Try it: Report, in full, each line of the material below in which the string "discount" occurs.

....

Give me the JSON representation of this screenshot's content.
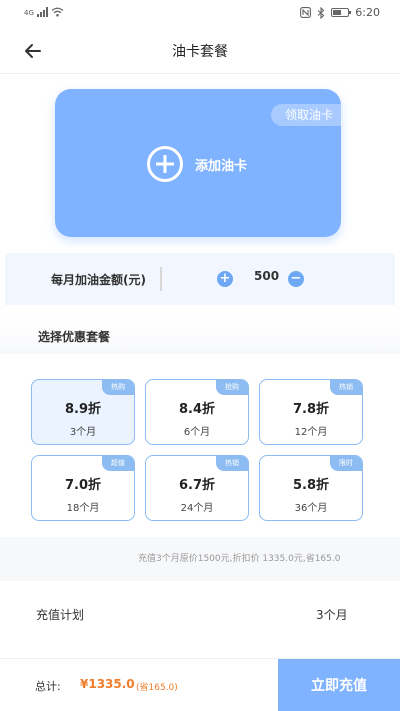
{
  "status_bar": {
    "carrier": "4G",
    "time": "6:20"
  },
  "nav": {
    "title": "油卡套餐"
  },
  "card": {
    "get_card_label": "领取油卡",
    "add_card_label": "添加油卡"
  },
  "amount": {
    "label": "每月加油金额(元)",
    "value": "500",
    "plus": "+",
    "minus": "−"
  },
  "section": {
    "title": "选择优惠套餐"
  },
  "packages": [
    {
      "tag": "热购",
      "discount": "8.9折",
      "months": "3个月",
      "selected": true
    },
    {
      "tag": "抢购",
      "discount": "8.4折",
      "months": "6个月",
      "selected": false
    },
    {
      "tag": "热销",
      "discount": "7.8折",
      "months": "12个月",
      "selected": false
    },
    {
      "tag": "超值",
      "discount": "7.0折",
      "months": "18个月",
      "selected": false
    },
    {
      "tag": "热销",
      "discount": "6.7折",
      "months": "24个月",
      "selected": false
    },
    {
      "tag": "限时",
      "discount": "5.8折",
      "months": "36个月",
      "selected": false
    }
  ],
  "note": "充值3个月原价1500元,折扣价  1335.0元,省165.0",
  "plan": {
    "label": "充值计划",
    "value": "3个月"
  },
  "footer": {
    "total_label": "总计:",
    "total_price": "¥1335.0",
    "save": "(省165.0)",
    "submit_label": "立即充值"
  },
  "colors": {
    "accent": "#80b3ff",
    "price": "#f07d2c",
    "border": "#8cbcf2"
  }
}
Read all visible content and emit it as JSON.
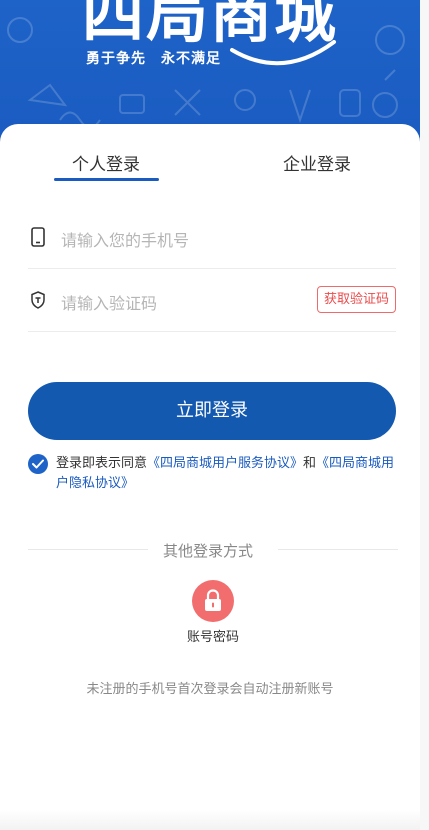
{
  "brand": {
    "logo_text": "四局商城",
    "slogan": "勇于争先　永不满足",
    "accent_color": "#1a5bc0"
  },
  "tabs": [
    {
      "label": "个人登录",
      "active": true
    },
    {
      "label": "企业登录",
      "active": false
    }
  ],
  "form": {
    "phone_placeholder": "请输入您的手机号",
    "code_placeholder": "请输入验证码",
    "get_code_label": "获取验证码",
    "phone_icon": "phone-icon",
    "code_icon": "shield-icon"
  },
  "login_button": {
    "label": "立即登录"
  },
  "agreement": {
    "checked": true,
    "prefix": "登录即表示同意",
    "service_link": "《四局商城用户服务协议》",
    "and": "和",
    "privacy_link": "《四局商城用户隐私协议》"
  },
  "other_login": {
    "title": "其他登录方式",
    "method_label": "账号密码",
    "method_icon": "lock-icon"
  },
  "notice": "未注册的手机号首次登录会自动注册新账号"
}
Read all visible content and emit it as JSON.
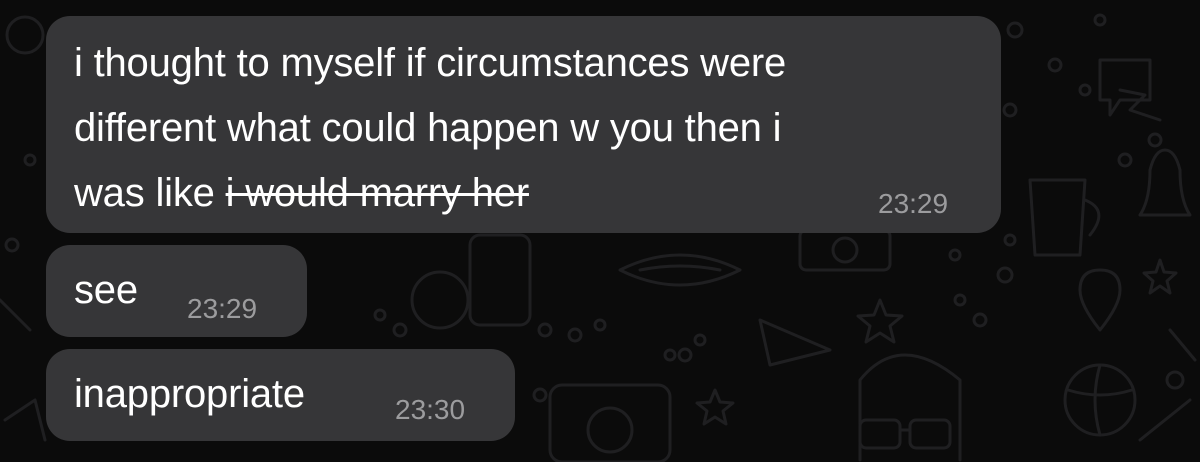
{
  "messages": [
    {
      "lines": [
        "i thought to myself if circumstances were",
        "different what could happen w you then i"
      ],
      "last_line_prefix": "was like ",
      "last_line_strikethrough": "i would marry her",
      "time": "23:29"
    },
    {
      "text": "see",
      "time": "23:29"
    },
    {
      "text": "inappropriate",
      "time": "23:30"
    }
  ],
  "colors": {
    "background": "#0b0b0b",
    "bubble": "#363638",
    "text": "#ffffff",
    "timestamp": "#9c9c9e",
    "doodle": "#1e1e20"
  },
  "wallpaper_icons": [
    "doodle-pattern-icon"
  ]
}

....

Solution to the exercise:
      "discount": "8.9折",
      "discount": "8.4折",
      "discount": "7.8折",
      "discount": "7.0折",
      "discount": "6.7折",
      "discount": "5.8折",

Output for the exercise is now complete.